NINDS-funded researchers have developed a mouse model with an altered autoimmune regulator gene that generates autoimmunity against the peripheral nervous system (PNS). Using this model, scientists hope to identify which PNS proteins are at greatest risk of autoimmune attack and which components of the immune system contribute to the autoimmune response against the PNS. A greater understanding of how the immune system damages the PNS could lead to better treatments for autoimmune disorders such as GBS.
Other NINDS-funded researchers are investigating the mechanisms by which IVIg treatment lessens the symptoms of GBS. By understanding these mechanisms, it may be possible to develop more effective treatments.
For research articles and summaries on GBS, search PubMed, which contains citations from medical journals and other sites.
How can I or my loved one help improve care for people with Guillain-Barré syndrome?
Consider participating in a clinical trial so clinicians and scientists can learn more about Guillain-Barré syndrome. Clinical research uses human volunteers to help researchers learn more about a disorder and perhaps find better ways to safely detect, treat, or prevent disease.
All types of volunteers are needed—those who are healthy or may have an illness or disease—of all different ages, sexes, races, and ethnicities to ensure that study results apply to as many people as possible, and that treatments will be safe and effective for everyone who will use them.
For information about participating in clinical research visit NIH Clinical Research Trials and You. Learn about clinical trials currently looking for people with GBS at Clinicaltrials.gov, a searchable database of current and past clinical studies and research results.
Where can I find more information about Guillain-Barré syndrome?

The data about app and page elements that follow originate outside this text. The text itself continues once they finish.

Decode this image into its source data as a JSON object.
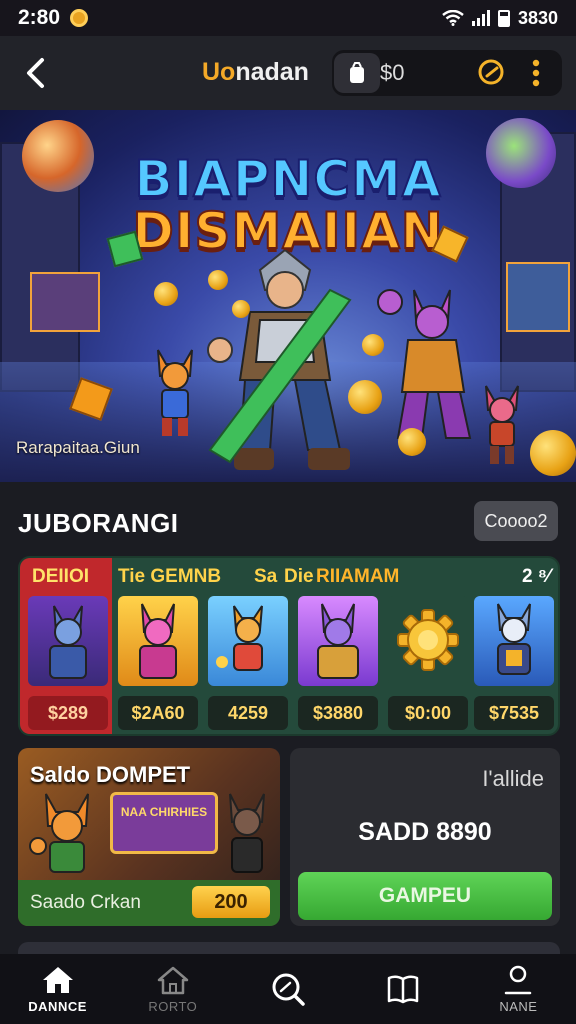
{
  "status_bar": {
    "time": "2:80",
    "battery_text": "3830"
  },
  "header": {
    "title_prefix": "Uo",
    "title_rest": "nadan",
    "balance": "$0"
  },
  "banner": {
    "title_line1": "BIAPNCMA",
    "title_line2": "DISMAIIAN",
    "url": "Rarapaitaa.Giun"
  },
  "section": {
    "title": "JUBORANGI",
    "badge": "Coooo2"
  },
  "games_strip": {
    "labels": [
      "DEIIOI",
      "Tie GEMNB",
      "Sa",
      "Die",
      "RIIAMAM",
      "2 ⁸⁄"
    ],
    "games": [
      {
        "price": "$289"
      },
      {
        "price": "$2A60"
      },
      {
        "price": "4259"
      },
      {
        "price": "$3880"
      },
      {
        "price": "$0:00"
      },
      {
        "price": "$7535"
      }
    ]
  },
  "wallet_card": {
    "title": "Saldo DOMPET",
    "box_text": "NAA CHIRHIES",
    "footer_label": "Saado Crkan",
    "amount": "200"
  },
  "balance_card": {
    "label": "I'allide",
    "amount": "SADD 8890",
    "button": "GAMPEU"
  },
  "bottom_nav": [
    {
      "label": "DANNCE",
      "icon": "home-icon"
    },
    {
      "label": "RORTO",
      "icon": "home-outline-icon"
    },
    {
      "label": "",
      "icon": "search-icon"
    },
    {
      "label": "",
      "icon": "book-icon"
    },
    {
      "label": "NANE",
      "icon": "profile-icon"
    }
  ],
  "colors": {
    "accent": "#f4a928",
    "button_green": "#4cc144",
    "strip_bg": "#244a3b",
    "first_tile_red": "#c0282c"
  }
}
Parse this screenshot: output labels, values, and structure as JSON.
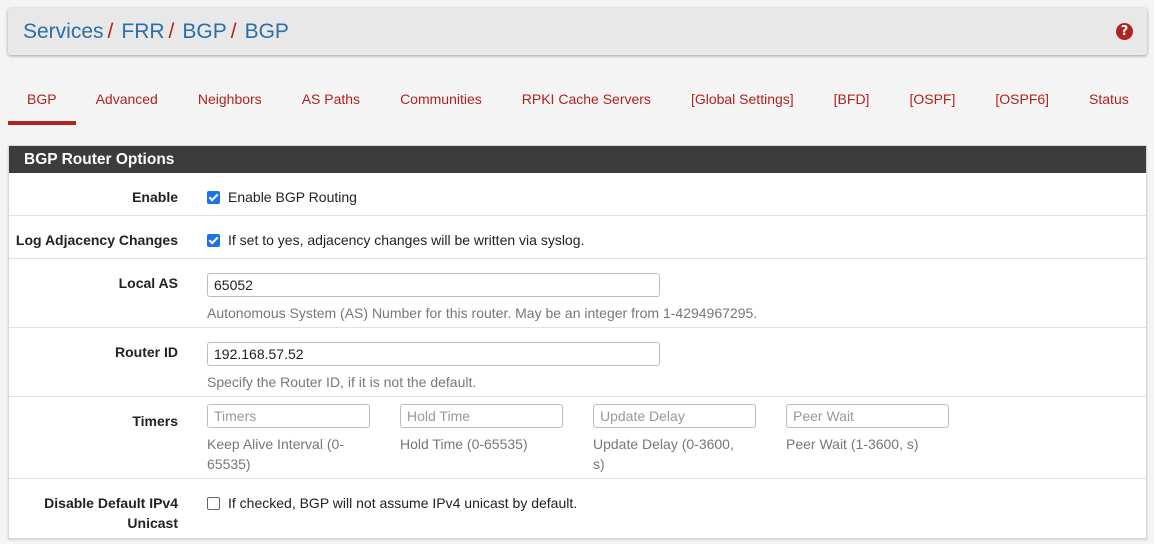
{
  "breadcrumb": [
    "Services",
    "FRR",
    "BGP",
    "BGP"
  ],
  "help_icon": "question-circle-icon",
  "tabs": [
    {
      "label": "BGP",
      "active": true
    },
    {
      "label": "Advanced"
    },
    {
      "label": "Neighbors"
    },
    {
      "label": "AS Paths"
    },
    {
      "label": "Communities"
    },
    {
      "label": "RPKI Cache Servers"
    },
    {
      "label": "[Global Settings]"
    },
    {
      "label": "[BFD]"
    },
    {
      "label": "[OSPF]"
    },
    {
      "label": "[OSPF6]"
    },
    {
      "label": "Status"
    }
  ],
  "panel": {
    "title": "BGP Router Options",
    "enable": {
      "label": "Enable",
      "checked": true,
      "text": "Enable BGP Routing"
    },
    "log_adjacency": {
      "label": "Log Adjacency Changes",
      "checked": true,
      "text": "If set to yes, adjacency changes will be written via syslog."
    },
    "local_as": {
      "label": "Local AS",
      "value": "65052",
      "help": "Autonomous System (AS) Number for this router. May be an integer from 1-4294967295."
    },
    "router_id": {
      "label": "Router ID",
      "value": "192.168.57.52",
      "help": "Specify the Router ID, if it is not the default."
    },
    "timers": {
      "label": "Timers",
      "fields": [
        {
          "placeholder": "Timers",
          "help": "Keep Alive Interval (0-65535)"
        },
        {
          "placeholder": "Hold Time",
          "help": "Hold Time (0-65535)"
        },
        {
          "placeholder": "Update Delay",
          "help": "Update Delay (0-3600, s)"
        },
        {
          "placeholder": "Peer Wait",
          "help": "Peer Wait (1-3600, s)"
        }
      ]
    },
    "disable_ipv4": {
      "label": "Disable Default IPv4 Unicast",
      "checked": false,
      "text": "If checked, BGP will not assume IPv4 unicast by default."
    }
  },
  "colors": {
    "accent": "#b0231e",
    "link": "#2c6ea8",
    "header_bg": "#3c3c3c",
    "checkbox": "#1a73e8"
  }
}
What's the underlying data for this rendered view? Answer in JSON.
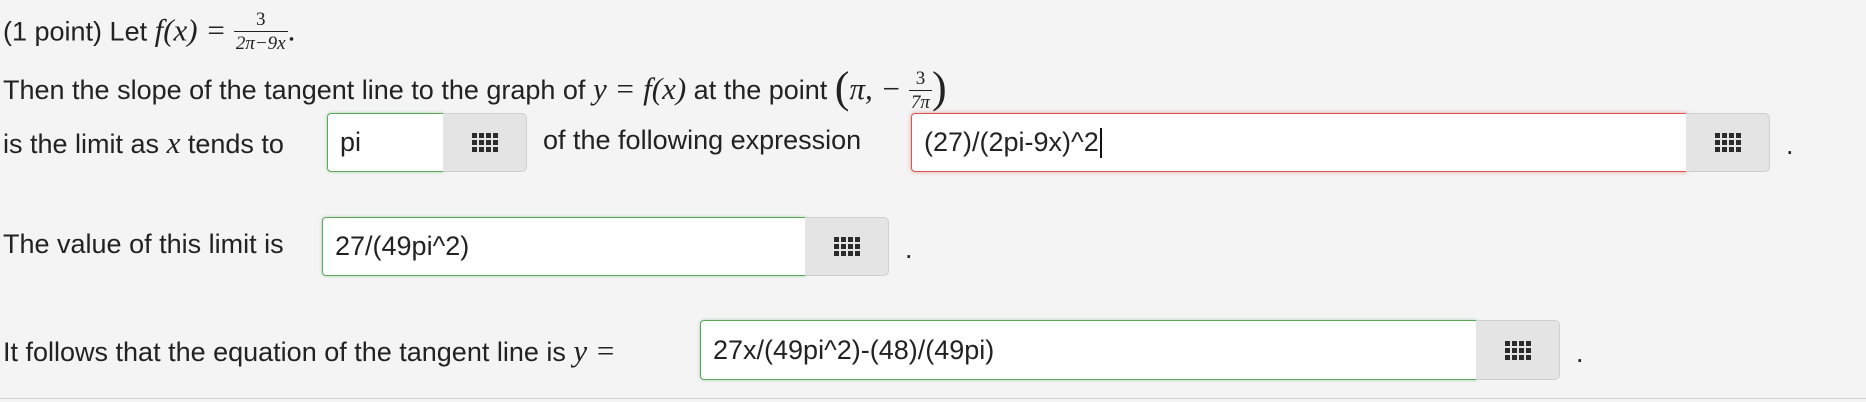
{
  "problem": {
    "points_label": "(1 point) Let",
    "function_lhs": "f(x) =",
    "function_frac": {
      "num": "3",
      "den": "2π−9x"
    },
    "function_end": ".",
    "line2_text": "Then the slope of the tangent line to the graph of",
    "line2_eq": "y = f(x)",
    "line2_point_text": "at the point",
    "point_x": "π, −",
    "point_frac": {
      "num": "3",
      "den": "7π"
    },
    "line3_text_a": "is the limit as",
    "line3_var": "x",
    "line3_text_b": "tends to",
    "line3_text_c": "of the following expression",
    "line4_text": "The value of this limit is",
    "line5_text": "It follows that the equation of the tangent line is",
    "line5_var": "y =",
    "period": "."
  },
  "answers": {
    "limit_point": {
      "value": "pi",
      "status": "correct"
    },
    "expression": {
      "value": "(27)/(2pi-9x)^2",
      "status": "incorrect"
    },
    "limit_value": {
      "value": "27/(49pi^2)",
      "status": "correct"
    },
    "tangent_eq": {
      "value": "27x/(49pi^2)-(48)/(49pi)",
      "status": "correct"
    }
  },
  "icons": {
    "keyboard": "keyboard-icon"
  },
  "colors": {
    "correct": "#59a85a",
    "incorrect": "#d9534f",
    "background": "#f4f4f4"
  }
}
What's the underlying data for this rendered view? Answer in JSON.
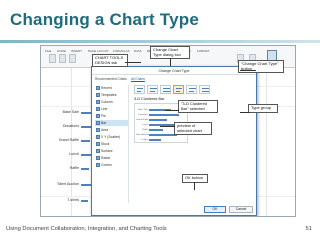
{
  "slide": {
    "title": "Changing a Chart Type",
    "footer": "Using Document Collaboration, Integration, and Charting Tools",
    "page_number": "51"
  },
  "ribbon": {
    "tabs": [
      "FILE",
      "HOME",
      "INSERT",
      "PAGE LAYOUT",
      "FORMULAS",
      "DATA",
      "REVIEW",
      "VIEW",
      "DESIGN",
      "FORMAT"
    ],
    "change_type_label": "Change Chart Type"
  },
  "background_chart": {
    "labels": [
      "Bake Sale",
      "Donations",
      "Grand Raffle",
      "Lunch",
      "Raffle",
      "Silent Auction",
      "T-shirts"
    ]
  },
  "dialog": {
    "title": "Change Chart Type",
    "help": "?",
    "close": "✕",
    "tabs": [
      "Recommended Charts",
      "All Charts"
    ],
    "chart_types": [
      "Recent",
      "Templates",
      "Column",
      "Line",
      "Pie",
      "Bar",
      "Area",
      "X Y (Scatter)",
      "Stock",
      "Surface",
      "Radar",
      "Combo"
    ],
    "selected_type": "Bar",
    "subtype_name": "3-D Clustered Bar",
    "ok_label": "OK",
    "cancel_label": "Cancel"
  },
  "callouts": {
    "change_chart_dialog": "Change Chart Type dialog box",
    "chart_tools": "CHART TOOLS DESIGN tab",
    "change_chart_button": "\"Change Chart Type\" button",
    "clustered_bar": "\"3-D Clustered Bar\" selected",
    "type_group": "Type group",
    "preview": "preview of selected chart",
    "ok_button": "OK button"
  },
  "colors": {
    "title": "#1f6b7f",
    "accent": "#4f81bd",
    "dialog_border": "#4a78a8"
  }
}
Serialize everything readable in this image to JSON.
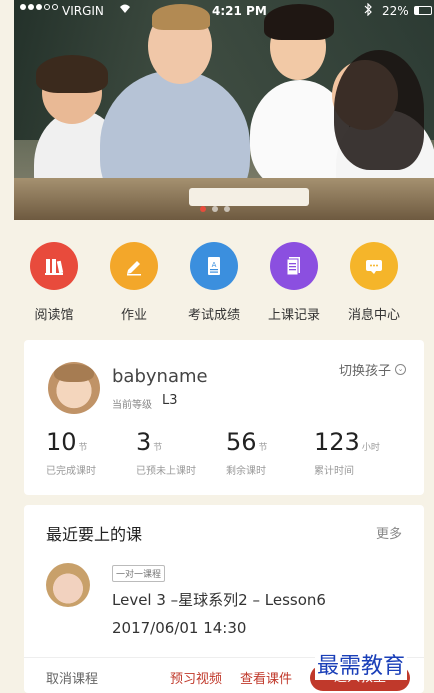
{
  "status_bar": {
    "carrier": "VIRGIN",
    "time": "4:21 PM",
    "battery": "22%"
  },
  "banner": {
    "slides": 3,
    "active_slide": 1
  },
  "nav": [
    {
      "label": "阅读馆",
      "icon": "books-icon",
      "color": "#e84b3c"
    },
    {
      "label": "作业",
      "icon": "pencil-icon",
      "color": "#f3a72a"
    },
    {
      "label": "考试成绩",
      "icon": "document-icon",
      "color": "#3b8fde"
    },
    {
      "label": "上课记录",
      "icon": "record-icon",
      "color": "#8b4fe0"
    },
    {
      "label": "消息中心",
      "icon": "message-icon",
      "color": "#f5b52a"
    }
  ],
  "profile": {
    "name": "babyname",
    "level_label": "当前等级",
    "level": "L3",
    "switch_label": "切换孩子",
    "stats": [
      {
        "value": "10",
        "unit": "节",
        "caption": "已完成课时"
      },
      {
        "value": "3",
        "unit": "节",
        "caption": "已预未上课时"
      },
      {
        "value": "56",
        "unit": "节",
        "caption": "剩余课时"
      },
      {
        "value": "123",
        "unit": "小时",
        "caption": "累计时间"
      }
    ]
  },
  "upcoming": {
    "title": "最近要上的课",
    "more": "更多",
    "tag": "一对一课程",
    "lesson": "Level 3 –星球系列2 – Lesson6",
    "time": "2017/06/01 14:30",
    "actions": {
      "cancel": "取消课程",
      "preview": "预习视频",
      "view": "查看课件",
      "enter": "进入教室"
    }
  },
  "watermark": "最需教育",
  "colors": {
    "accent": "#c0392b",
    "background": "#f6f2e6"
  }
}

Information is available from the following resources:
GBS/CIDP Foundation International
Phone: 610-667-0131 or 866-224-3301